Inslee insists a tax on carbon would create jobs by fueling a clean energy economy in the state. However, the governor's staff also acknowledged that Washington consumers would pay more in fuel and energy costs if a carbon tax is enacted. That includes a 5 percent average increase in residential electricity prices and a 10 percent increase in residential natural gas prices. The price of a gallon of gasoline could go up 18 cents, according to the governor's initial modeling.
Inslee noted that British Columbia and California already price carbon and Oregon is considering it. But passage of a carbon tax in a short, 60-day election year session appears to be a longshot in Olympia—even with Democrats in control of both the House and Senate.

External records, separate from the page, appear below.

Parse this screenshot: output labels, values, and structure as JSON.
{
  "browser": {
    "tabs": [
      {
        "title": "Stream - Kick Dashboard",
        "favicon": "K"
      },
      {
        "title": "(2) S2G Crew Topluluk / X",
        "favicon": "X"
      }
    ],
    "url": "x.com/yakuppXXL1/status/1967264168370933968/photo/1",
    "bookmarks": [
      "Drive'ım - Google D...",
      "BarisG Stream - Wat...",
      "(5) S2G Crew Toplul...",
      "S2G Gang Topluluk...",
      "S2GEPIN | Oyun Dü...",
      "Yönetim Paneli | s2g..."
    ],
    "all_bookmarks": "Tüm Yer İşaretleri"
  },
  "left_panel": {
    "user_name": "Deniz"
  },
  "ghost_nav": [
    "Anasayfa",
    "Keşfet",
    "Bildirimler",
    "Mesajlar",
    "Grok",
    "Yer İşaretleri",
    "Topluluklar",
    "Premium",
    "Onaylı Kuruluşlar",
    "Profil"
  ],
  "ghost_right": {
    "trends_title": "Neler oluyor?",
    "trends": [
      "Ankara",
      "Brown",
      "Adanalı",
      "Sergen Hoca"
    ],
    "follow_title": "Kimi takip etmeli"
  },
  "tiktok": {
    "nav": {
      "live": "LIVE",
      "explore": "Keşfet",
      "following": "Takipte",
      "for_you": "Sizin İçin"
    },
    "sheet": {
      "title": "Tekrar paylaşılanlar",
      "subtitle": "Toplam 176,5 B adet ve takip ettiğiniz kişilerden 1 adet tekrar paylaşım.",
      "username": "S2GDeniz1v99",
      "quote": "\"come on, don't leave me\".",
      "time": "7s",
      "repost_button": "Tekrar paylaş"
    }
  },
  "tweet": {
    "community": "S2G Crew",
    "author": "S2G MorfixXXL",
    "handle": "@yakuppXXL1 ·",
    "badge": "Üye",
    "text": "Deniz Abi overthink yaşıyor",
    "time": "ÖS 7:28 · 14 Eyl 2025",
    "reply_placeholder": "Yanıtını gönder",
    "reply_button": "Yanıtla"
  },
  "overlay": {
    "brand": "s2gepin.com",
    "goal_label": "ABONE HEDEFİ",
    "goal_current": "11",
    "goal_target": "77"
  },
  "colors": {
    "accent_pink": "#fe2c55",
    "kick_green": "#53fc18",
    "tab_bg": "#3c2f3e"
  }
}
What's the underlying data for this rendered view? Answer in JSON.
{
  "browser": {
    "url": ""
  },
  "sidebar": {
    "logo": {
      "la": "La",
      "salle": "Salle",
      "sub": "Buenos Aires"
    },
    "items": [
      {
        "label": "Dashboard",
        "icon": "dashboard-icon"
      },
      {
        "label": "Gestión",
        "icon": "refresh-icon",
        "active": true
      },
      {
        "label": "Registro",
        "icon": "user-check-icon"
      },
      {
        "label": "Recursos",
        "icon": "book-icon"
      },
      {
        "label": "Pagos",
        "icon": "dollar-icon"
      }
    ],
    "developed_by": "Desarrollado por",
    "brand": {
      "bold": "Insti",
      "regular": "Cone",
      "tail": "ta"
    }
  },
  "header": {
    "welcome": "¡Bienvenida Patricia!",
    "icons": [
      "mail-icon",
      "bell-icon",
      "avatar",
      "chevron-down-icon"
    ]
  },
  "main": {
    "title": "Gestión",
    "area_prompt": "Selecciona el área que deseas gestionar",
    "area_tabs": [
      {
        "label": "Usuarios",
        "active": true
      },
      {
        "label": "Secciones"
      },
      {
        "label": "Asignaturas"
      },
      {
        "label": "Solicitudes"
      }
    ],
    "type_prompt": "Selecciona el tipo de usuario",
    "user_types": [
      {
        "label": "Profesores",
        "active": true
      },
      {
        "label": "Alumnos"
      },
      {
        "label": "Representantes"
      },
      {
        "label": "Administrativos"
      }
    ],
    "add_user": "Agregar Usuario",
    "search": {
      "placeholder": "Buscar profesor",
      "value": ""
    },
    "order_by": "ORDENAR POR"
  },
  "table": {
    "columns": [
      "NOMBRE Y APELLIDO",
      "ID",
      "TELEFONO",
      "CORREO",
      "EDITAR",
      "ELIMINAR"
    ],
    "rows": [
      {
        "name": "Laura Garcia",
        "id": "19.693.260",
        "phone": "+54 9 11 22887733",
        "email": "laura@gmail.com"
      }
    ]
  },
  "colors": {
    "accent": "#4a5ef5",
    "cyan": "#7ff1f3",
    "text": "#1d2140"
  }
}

But there is a wildcard factor: the potential for carbon tax ballot measures in 2018 backed by tribal, labor and environmental interests. The threat of initiatives could bring the business community to the negotiating table at the Legislature.
On Tuesday, Inslee met with leaders of Puget Sound Energy and Avista Corporation. In statements, both utility's presidents signaled support for the idea of pricing carbon and indicated a willingness to work with the governor on a policy.
Inslee also met with a representative of Microsoft. In a tweet, Microsoft president and chief legal officer Brad Smith wrote, "2018 is the year for #WA state to accelerate efforts to address climate change. We look forward to working with stakeholders to reduce emissions & advance clean energy, including putting a price on carbon."
However, the Association of Washington Business issued a statement opposing Inslee's proposal saying it would drive up costs for companies and consumers. "Those additional costs would also further erode the state's global competitiveness, possibly moving jobs and industries to locations outside of Washington, or even the U.S., without a carbon tax and the stringent environment protections our state has in place," read the statement.
Last year, Inslee proposed a similar carbon tax as part of his plan to fully fund schools. Under that proposal, 50 percent of the revenues would have gone to K-12 education. Instead lawmakers adopted a new state property tax levy to fund schools.
In 2014, Inslee unveiled a “cap-and-trade” proposal designed to raise about $1 billion per year with nearly half the proceeds to fund transportation projects. That proposal died in the 2015 legislature.
Since his days as a member of Congress, Inslee has made combating carbon emissions and global climate change a signature issue. He even wrote a book about it titled “Apollo’s Fire: Igniting America’s Clean Energy Economy.”
A 2008 law requires Washington to reduce greenhouse gas emissions to 25 percent below 1990 levels by 2035 and 50 percent below 1990 levels by 2050. Projections show the state is not on target to meet those reductions. There are proposals in the Washington Legislature this year to set more ambitious goals for carbon emission reduction that align with the 2015 Paris climate agreement.